Friday, July 18, 2014


A few years ago a group of recent medical graduates came to our house for dinner. An exciting conversation of their hopes and dreams followed. What would they do and where would they go in search of fulfilling their dreams. One wanted to go and serve in the rural areas with a large backyard where he could be “one with nature” and when duty called he would step into his home/office and care for the patient. Another wanted to follow in his father’s footsteps, become a sub-specialist and regale the specialty with new knowledge through discovery. A third quiet and more subdued graduate sulked in the background, not willing to express her desires.

As the dinner progressed the graduate magnetized towards the rural bent stated, “I don’t get it,” he said, “Why do I have to go see another surgical procedure?” He put his fork down with an emphasis. “You see one, you do one and you teach one!” There was a momentary silence. As a host, I asked, “don’t you think an aggregated knowledge would make for better decision making?” He fired back immediately, “Repetition is not necessarily the best education.” Not exactly true, but as a host, I volunteered,  “But more exposure leads to more information and that becomes a sort of experiential reference to draw upon, don’t you think?”

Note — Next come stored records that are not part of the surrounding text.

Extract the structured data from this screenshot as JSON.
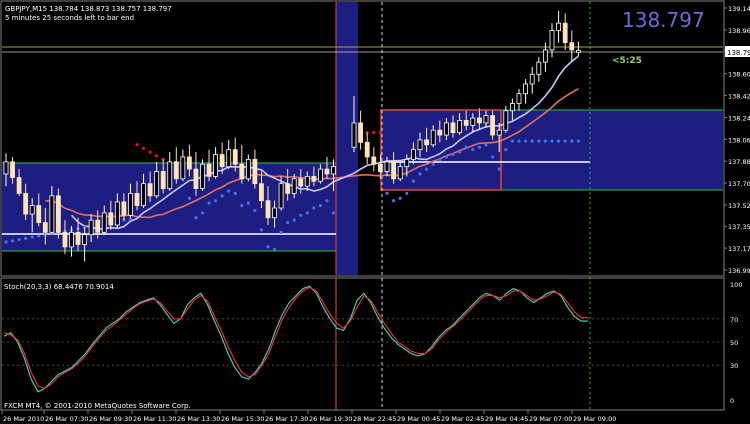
{
  "header": {
    "symbol_line": "GBPJPY,M15  138.784 138.873 138.757 138.797",
    "timer_line": "5 minutes 25 seconds left to bar end",
    "big_price": "138.797",
    "countdown": "<5:25"
  },
  "footer": {
    "copyright": "FXCM MT4, © 2001-2010 MetaQuotes Software Corp."
  },
  "colors": {
    "background": "#000000",
    "grid": "#3a3a3a",
    "bull_candle": "#ffffff",
    "bear_candle": "#ffe4b5",
    "range_box": "#1e1e82",
    "box_border": "#e04a2a",
    "box_edges": "#2fbf3a",
    "ma_slow": "#e07060",
    "ma_fast": "#c8c8ff",
    "trail_dots_up": "#4a6ee8",
    "trail_dots_down": "#e01818",
    "stoch_main": "#30e0d0",
    "stoch_signal": "#ff3030",
    "big_price": "#6c6cd8",
    "countdown": "#9cd06c"
  },
  "chart_data": [
    {
      "type": "candlestick",
      "title": "GBPJPY,M15",
      "price_axis": [
        "139.145",
        "138.965",
        "138.797",
        "138.605",
        "138.425",
        "138.245",
        "138.065",
        "137.885",
        "137.705",
        "137.525",
        "137.350",
        "137.170",
        "136.990"
      ],
      "ylim": [
        136.99,
        139.145
      ],
      "time_labels": [
        "26 Mar 2010",
        "26 Mar 07:30",
        "26 Mar 09:30",
        "26 Mar 11:30",
        "26 Mar 13:30",
        "26 Mar 15:30",
        "26 Mar 17:30",
        "26 Mar 19:30",
        "28 Mar 22:45",
        "29 Mar 00:45",
        "29 Mar 02:45",
        "29 Mar 04:45",
        "29 Mar 07:00",
        "29 Mar 09:00"
      ],
      "current_price": 138.797,
      "candles": [
        [
          137.78,
          137.95,
          137.68,
          137.88
        ],
        [
          137.88,
          137.92,
          137.7,
          137.75
        ],
        [
          137.75,
          137.82,
          137.6,
          137.62
        ],
        [
          137.62,
          137.7,
          137.4,
          137.45
        ],
        [
          137.45,
          137.58,
          137.3,
          137.52
        ],
        [
          137.52,
          137.62,
          137.35,
          137.38
        ],
        [
          137.38,
          137.5,
          137.2,
          137.3
        ],
        [
          137.3,
          137.68,
          137.28,
          137.6
        ],
        [
          137.6,
          137.66,
          137.25,
          137.3
        ],
        [
          137.3,
          137.4,
          137.12,
          137.18
        ],
        [
          137.18,
          137.35,
          137.1,
          137.3
        ],
        [
          137.3,
          137.42,
          137.15,
          137.2
        ],
        [
          137.2,
          137.34,
          137.06,
          137.28
        ],
        [
          137.28,
          137.45,
          137.22,
          137.4
        ],
        [
          137.4,
          137.48,
          137.25,
          137.3
        ],
        [
          137.3,
          137.52,
          137.28,
          137.46
        ],
        [
          137.46,
          137.56,
          137.32,
          137.36
        ],
        [
          137.36,
          137.62,
          137.34,
          137.55
        ],
        [
          137.55,
          137.62,
          137.4,
          137.44
        ],
        [
          137.44,
          137.7,
          137.42,
          137.62
        ],
        [
          137.62,
          137.72,
          137.48,
          137.52
        ],
        [
          137.52,
          137.78,
          137.5,
          137.7
        ],
        [
          137.7,
          137.8,
          137.55,
          137.6
        ],
        [
          137.6,
          137.88,
          137.58,
          137.8
        ],
        [
          137.8,
          137.9,
          137.62,
          137.66
        ],
        [
          137.66,
          137.96,
          137.64,
          137.88
        ],
        [
          137.88,
          138.0,
          137.7,
          137.74
        ],
        [
          137.74,
          137.98,
          137.72,
          137.92
        ],
        [
          137.92,
          138.02,
          137.76,
          137.82
        ],
        [
          137.82,
          137.96,
          137.6,
          137.66
        ],
        [
          137.66,
          137.9,
          137.64,
          137.86
        ],
        [
          137.86,
          137.98,
          137.72,
          137.76
        ],
        [
          137.76,
          138.0,
          137.74,
          137.94
        ],
        [
          137.94,
          138.04,
          137.78,
          137.84
        ],
        [
          137.84,
          138.06,
          137.82,
          137.98
        ],
        [
          137.98,
          138.08,
          137.8,
          137.86
        ],
        [
          137.86,
          138.02,
          137.7,
          137.74
        ],
        [
          137.74,
          137.94,
          137.72,
          137.9
        ],
        [
          137.9,
          137.98,
          137.66,
          137.7
        ],
        [
          137.7,
          137.8,
          137.5,
          137.56
        ],
        [
          137.56,
          137.68,
          137.36,
          137.42
        ],
        [
          137.42,
          137.56,
          137.34,
          137.5
        ],
        [
          137.5,
          137.76,
          137.48,
          137.7
        ],
        [
          137.7,
          137.82,
          137.56,
          137.62
        ],
        [
          137.62,
          137.78,
          137.58,
          137.74
        ],
        [
          137.74,
          137.82,
          137.62,
          137.68
        ],
        [
          137.68,
          137.8,
          137.64,
          137.76
        ],
        [
          137.76,
          137.84,
          137.68,
          137.72
        ],
        [
          137.72,
          137.86,
          137.7,
          137.82
        ],
        [
          137.82,
          137.92,
          137.74,
          137.78
        ],
        [
          137.78,
          137.9,
          137.64,
          137.84
        ],
        [
          138.0,
          138.42,
          137.96,
          138.2
        ],
        [
          138.2,
          138.3,
          137.98,
          138.04
        ],
        [
          138.04,
          138.12,
          137.86,
          137.92
        ],
        [
          137.92,
          138.0,
          137.8,
          137.86
        ],
        [
          137.86,
          137.94,
          137.74,
          137.8
        ],
        [
          137.8,
          137.92,
          137.76,
          137.88
        ],
        [
          137.88,
          137.96,
          137.7,
          137.74
        ],
        [
          137.74,
          137.88,
          137.72,
          137.84
        ],
        [
          137.84,
          137.94,
          137.76,
          137.9
        ],
        [
          137.9,
          138.04,
          137.86,
          137.98
        ],
        [
          137.98,
          138.12,
          137.92,
          138.06
        ],
        [
          138.06,
          138.16,
          137.96,
          138.02
        ],
        [
          138.02,
          138.18,
          138.0,
          138.14
        ],
        [
          138.14,
          138.22,
          138.04,
          138.1
        ],
        [
          138.1,
          138.24,
          138.06,
          138.2
        ],
        [
          138.2,
          138.26,
          138.08,
          138.12
        ],
        [
          138.12,
          138.28,
          138.1,
          138.22
        ],
        [
          138.22,
          138.3,
          138.14,
          138.18
        ],
        [
          138.18,
          138.28,
          138.12,
          138.24
        ],
        [
          138.24,
          138.32,
          138.14,
          138.2
        ],
        [
          138.2,
          138.3,
          138.16,
          138.26
        ],
        [
          138.26,
          138.3,
          138.06,
          138.1
        ],
        [
          138.1,
          138.2,
          137.96,
          138.14
        ],
        [
          138.14,
          138.34,
          138.12,
          138.3
        ],
        [
          138.3,
          138.4,
          138.22,
          138.36
        ],
        [
          138.36,
          138.48,
          138.3,
          138.44
        ],
        [
          138.44,
          138.56,
          138.36,
          138.52
        ],
        [
          138.52,
          138.66,
          138.44,
          138.6
        ],
        [
          138.6,
          138.74,
          138.54,
          138.7
        ],
        [
          138.7,
          138.86,
          138.62,
          138.8
        ],
        [
          138.8,
          139.02,
          138.74,
          138.96
        ],
        [
          138.96,
          139.12,
          138.86,
          139.02
        ],
        [
          139.02,
          139.1,
          138.8,
          138.86
        ],
        [
          138.86,
          138.96,
          138.7,
          138.8
        ],
        [
          138.78,
          138.87,
          138.75,
          138.797
        ]
      ]
    },
    {
      "type": "line",
      "title": "Stoch(20,3,3) 68.4476 70.9014",
      "yticks": [
        "100",
        "70",
        "50",
        "30",
        "0"
      ],
      "ylim": [
        0,
        100
      ],
      "series": [
        {
          "name": "main",
          "values": [
            55,
            58,
            50,
            36,
            18,
            7,
            10,
            16,
            22,
            25,
            28,
            34,
            40,
            48,
            55,
            62,
            66,
            70,
            76,
            80,
            84,
            86,
            88,
            82,
            74,
            66,
            70,
            82,
            88,
            92,
            82,
            68,
            55,
            40,
            28,
            20,
            18,
            24,
            32,
            44,
            60,
            74,
            84,
            90,
            96,
            98,
            92,
            80,
            70,
            62,
            60,
            70,
            86,
            92,
            84,
            72,
            62,
            54,
            48,
            44,
            40,
            38,
            40,
            46,
            54,
            60,
            64,
            70,
            76,
            82,
            88,
            92,
            90,
            86,
            92,
            96,
            94,
            88,
            84,
            88,
            92,
            94,
            90,
            80,
            72,
            68,
            68
          ]
        },
        {
          "name": "signal",
          "values": [
            58,
            56,
            52,
            40,
            24,
            12,
            10,
            14,
            20,
            24,
            27,
            32,
            38,
            46,
            53,
            60,
            64,
            69,
            74,
            79,
            83,
            85,
            87,
            84,
            77,
            70,
            70,
            78,
            86,
            90,
            85,
            72,
            60,
            46,
            34,
            24,
            20,
            22,
            30,
            40,
            55,
            70,
            80,
            88,
            94,
            97,
            94,
            84,
            74,
            66,
            62,
            68,
            80,
            90,
            86,
            76,
            66,
            58,
            50,
            46,
            42,
            40,
            40,
            44,
            52,
            58,
            63,
            68,
            74,
            80,
            86,
            90,
            90,
            88,
            90,
            94,
            94,
            90,
            86,
            87,
            90,
            93,
            91,
            84,
            76,
            71,
            71
          ]
        }
      ]
    }
  ]
}
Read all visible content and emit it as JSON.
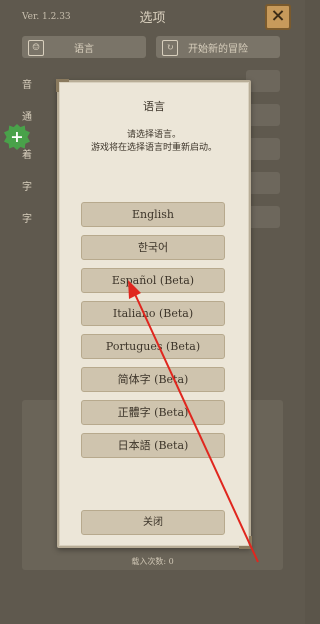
{
  "background": {
    "version": "Ver. 1.2.33",
    "title": "选项",
    "language_button": "语言",
    "new_game_button": "开始新的冒险",
    "rows": [
      "音",
      "通",
      "着",
      "字",
      "字"
    ],
    "footer": "载入次数: 0"
  },
  "modal": {
    "title": "语言",
    "desc_line1": "请选择语言。",
    "desc_line2": "游戏将在选择语言时重新启动。",
    "languages": [
      "English",
      "한국어",
      "Español (Beta)",
      "Italiano (Beta)",
      "Portugues (Beta)",
      "简体字 (Beta)",
      "正體字 (Beta)",
      "日本語 (Beta)"
    ],
    "close_label": "关闭"
  },
  "annotation_color": "#e0261e"
}
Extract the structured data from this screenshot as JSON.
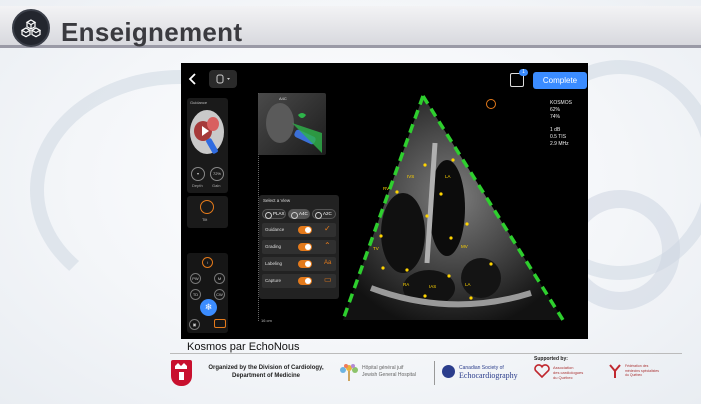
{
  "header": {
    "title": "Enseignement",
    "logo_icon": "cube-network-icon"
  },
  "app": {
    "complete_label": "Complete",
    "share_badge": "1",
    "guidance_label": "Guidance",
    "depth_label": "Depth",
    "gain_label": "Gain",
    "gain_value": "72%",
    "preset_label": "Tilt",
    "view_thumb_label": "A4C",
    "depth_bottom": "16 cm",
    "view_menu": {
      "title": "Select a View",
      "options": [
        "PLAX",
        "A4C",
        "A2C"
      ],
      "selected": "A4C",
      "rows": [
        {
          "label": "Guidance",
          "icon": "✓"
        },
        {
          "label": "Grading",
          "icon": "⌃"
        },
        {
          "label": "Labeling",
          "icon": "Aa"
        },
        {
          "label": "Capture",
          "icon": "▭"
        }
      ]
    },
    "readout": {
      "brand": "KOSMOS",
      "line1": "62%",
      "line2": "74%",
      "line3": "1   dB",
      "line4": "0.5   TIS",
      "line5": "2.9   MHz"
    },
    "anatomy_labels": [
      "LV",
      "LA",
      "RV",
      "RA",
      "IAS",
      "IVS",
      "MV",
      "TV",
      "LA",
      "RA"
    ]
  },
  "caption": "Kosmos par EchoNous",
  "footer": {
    "division_line1": "Organized by the Division of Cardiology,",
    "division_line2": "Department of Medicine",
    "jgh_line1": "Hôpital général juif",
    "jgh_line2": "Jewish General Hospital",
    "cse_line1": "Canadian Society of",
    "cse_line2": "Echocardiography",
    "supported_by": "Supported by:",
    "assoc_line1": "Association",
    "assoc_line2": "des cardiologues",
    "assoc_line3": "du Québec",
    "quebec_line1": "Fédération des",
    "quebec_line2": "médecins spécialistes",
    "quebec_line3": "du Québec"
  }
}
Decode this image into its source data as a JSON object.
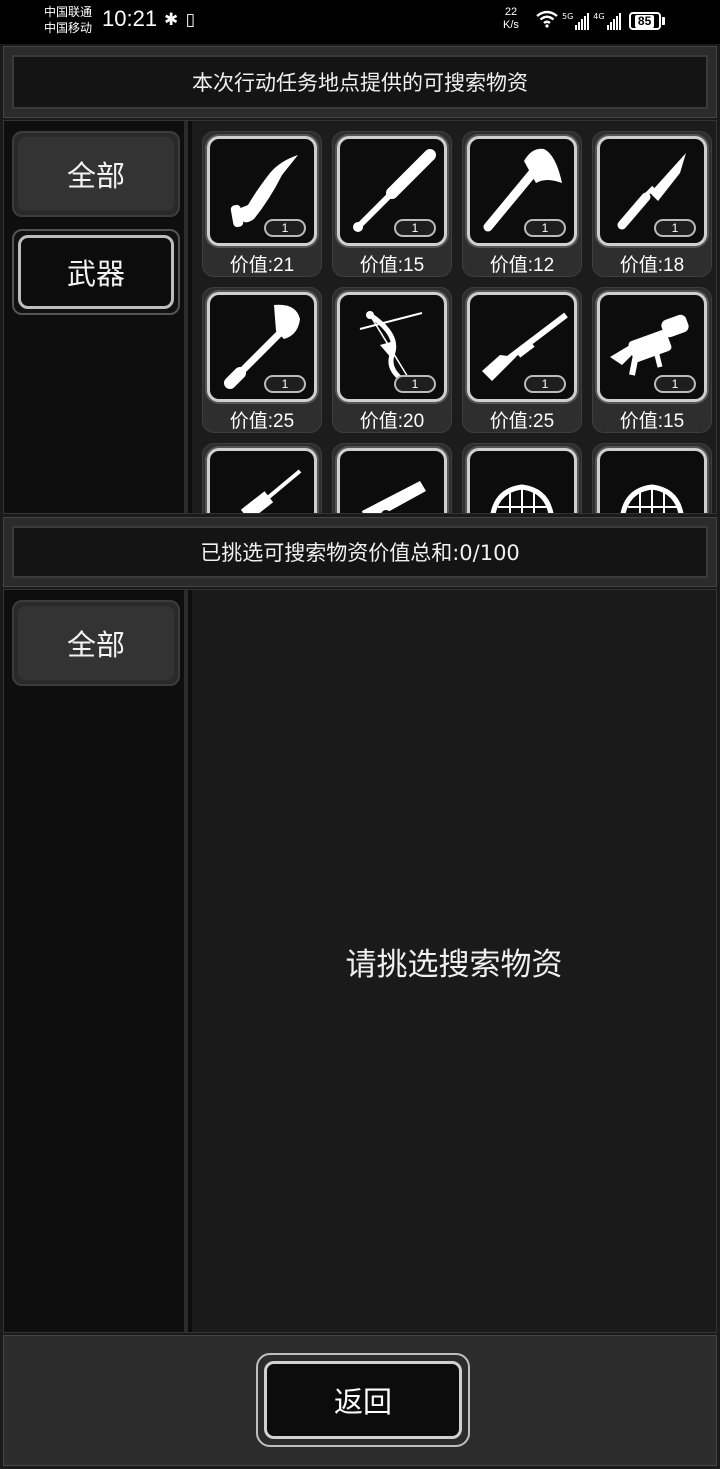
{
  "status_bar": {
    "carrier1": "中国联通",
    "carrier2": "中国移动",
    "time": "10:21",
    "left_icons": "✱ ▯",
    "net_speed_value": "22",
    "net_speed_unit": "K/s",
    "wifi_icon": "wifi-icon",
    "signal1_label": "5G",
    "signal2_label": "4G",
    "battery": "85"
  },
  "header": {
    "title": "本次行动任务地点提供的可搜索物资"
  },
  "top_categories": [
    {
      "label": "全部",
      "active": false
    },
    {
      "label": "武器",
      "active": true
    }
  ],
  "items": [
    {
      "icon": "machete-icon",
      "qty": "1",
      "value": "价值:21"
    },
    {
      "icon": "baseball-bat-icon",
      "qty": "1",
      "value": "价值:15"
    },
    {
      "icon": "axe-icon",
      "qty": "1",
      "value": "价值:12"
    },
    {
      "icon": "combat-knife-icon",
      "qty": "1",
      "value": "价值:18"
    },
    {
      "icon": "shovel-icon",
      "qty": "1",
      "value": "价值:25"
    },
    {
      "icon": "compound-bow-icon",
      "qty": "1",
      "value": "价值:20"
    },
    {
      "icon": "shotgun-icon",
      "qty": "1",
      "value": "价值:25"
    },
    {
      "icon": "grenade-launcher-icon",
      "qty": "1",
      "value": "价值:15"
    },
    {
      "icon": "rifle-icon",
      "qty": "",
      "value": ""
    },
    {
      "icon": "pistol-icon",
      "qty": "",
      "value": ""
    },
    {
      "icon": "helmet-icon",
      "qty": "",
      "value": ""
    },
    {
      "icon": "helmet-icon",
      "qty": "",
      "value": ""
    }
  ],
  "selected_bar": {
    "text": "已挑选可搜索物资价值总和:0/100"
  },
  "bottom_categories": [
    {
      "label": "全部"
    }
  ],
  "empty_message": "请挑选搜索物资",
  "footer": {
    "back_label": "返回"
  }
}
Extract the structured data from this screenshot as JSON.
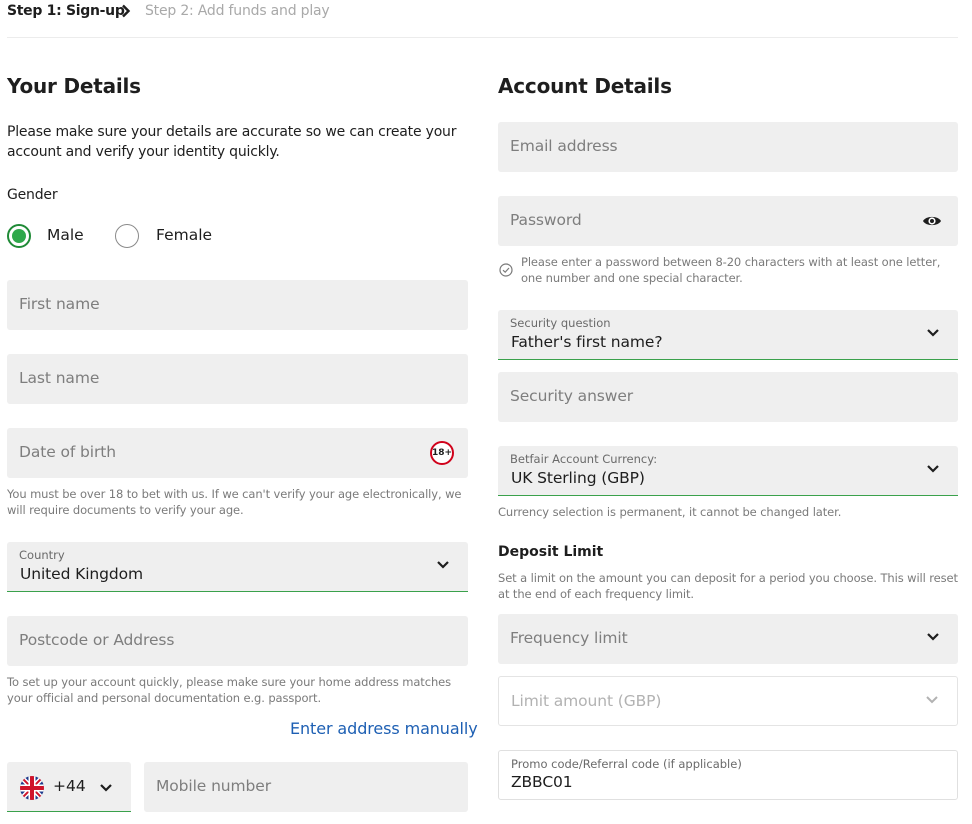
{
  "steps": {
    "step1": "Step 1: Sign-up",
    "step2": "Step 2: Add funds and play"
  },
  "your_details": {
    "heading": "Your Details",
    "intro": "Please make sure your details are accurate so we can create your account and verify your identity quickly.",
    "gender_label": "Gender",
    "gender_options": [
      {
        "label": "Male",
        "selected": true
      },
      {
        "label": "Female",
        "selected": false
      }
    ],
    "first_name_placeholder": "First name",
    "last_name_placeholder": "Last name",
    "dob_placeholder": "Date of birth",
    "age_badge": "18+",
    "age_note": "You must be over 18 to bet with us. If we can't verify your age electronically, we will require documents to verify your age.",
    "country_label": "Country",
    "country_value": "United Kingdom",
    "postcode_placeholder": "Postcode or Address",
    "address_note": "To set up your account quickly, please make sure your home address matches your official and personal documentation e.g. passport.",
    "enter_address_link": "Enter address manually",
    "phone_code": "+44",
    "mobile_placeholder": "Mobile number"
  },
  "account_details": {
    "heading": "Account Details",
    "email_placeholder": "Email address",
    "password_placeholder": "Password",
    "password_hint": "Please enter a password between 8-20 characters with at least one letter, one number and one special character.",
    "security_question_label": "Security question",
    "security_question_value": "Father's first name?",
    "security_answer_placeholder": "Security answer",
    "currency_label": "Betfair Account Currency:",
    "currency_value": "UK Sterling (GBP)",
    "currency_note": "Currency selection is permanent, it cannot be changed later.",
    "deposit_heading": "Deposit Limit",
    "deposit_note": "Set a limit on the amount you can deposit for a period you choose.  This will reset at the end of each frequency limit.",
    "frequency_placeholder": "Frequency limit",
    "limit_amount_placeholder": "Limit amount (GBP)",
    "promo_label": "Promo code/Referral code (if applicable)",
    "promo_value": "ZBBC01"
  },
  "colors": {
    "accent_green": "#2fa84b",
    "link_blue": "#1d5fb3",
    "field_bg": "#efefef",
    "age_badge_red": "#d0021b"
  }
}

Ah but for the infinite regress of a mental intent...

 “A cholecystectomy is a cholecystectomy!” he stated with a smirk. “Fair enough,” I replied, “but each individual is different and each gall bladder therefore is different. You might find one gallbladder fixed from chronic inflammation to other tissues, another might be filled with stones, still another might have a nidus of gall bladder cancer in it stuck to the liver and so on, how can one know how to deal with all those contingencies?” He remained quiet for a moment and then not to be held down with a technicality suggested, “when you go in (operate) that is when you find the problem and you deal with what you find. The procedure of going in is the same!” This young Turk had a lot to learn and maybe he would in due course of his residency, only time would tell.

The sulking violet meanwhile quietly listened to the exchange and the cloud over her head seemed to darken. I asked her what was bothering her and she replied, “I wouldn't know what to do!” she said haltingly in veiled terror. “What do you mean?” I asked. “In the ER for instant a patient with abdominal pain, you cannot open the text book to look through all the differential diagnoses, how would one go about determining the diagnosis and the right treatment?” Ah, I thought from the bullish to the bearish the entire spectrum was covered here. “That is why you have the residency program to help you sort out the problems. It gives you the confidence based on the knowledge you accumulate from your peers, experienced nurses and attending physicians. That is the purpose for the residency, to help put the didactic into the practical format. Medicine is difficult both in the expanse of its knowledge-base and in its practice. The sorting and weeding out of what is right and wrong, is done early on in the residency to help gain confidence in one’s ability and in proper management of a patient’s illness when you embark on the life-long journey of being a doctor.” That might have sounded pompous, but it had the elements of truth in it. She sighed unconvinced and her head went back into the thoughtful repose. She would benefit from the experience of the residency “baptism under fire!” I thought. They had no idea what kind of an immediate future they were up against. Yet it would come and readiness was all they needed.

The night ended with laughter and fun. As we closed the door behind our departing guests, it struck me how arduous a path it is to becoming a doctor. All these graduates had their hopes and dreams, some had the arrogance of youth and others the timidity and fear of the unknown. Graduation from a medical school is only the first step towards the learning process. Residency is an important bridge between what one knows and how it is utilized. But learning goes on for the lifetime of a physician!

The recent legislation passed in Missouri to cover for the physician shortage is a bit discomfiting. Not only does it speak volumes about the expert policy makers but it broadcasts the potential future. What kind of impact would it have upon the actions of the “fearless” and the “timid” without supervision and their behavioral impact on patient care?

Maybe it will all work out. But in medicine, a lot of maybes can lead to a lot of oops!


  1. Well, I believe people have their own choices and refereance when it comes to profession as well as where they want to use their professional skills and sometime self satisfaction is more important than earning a big money. However, it was an interesting post.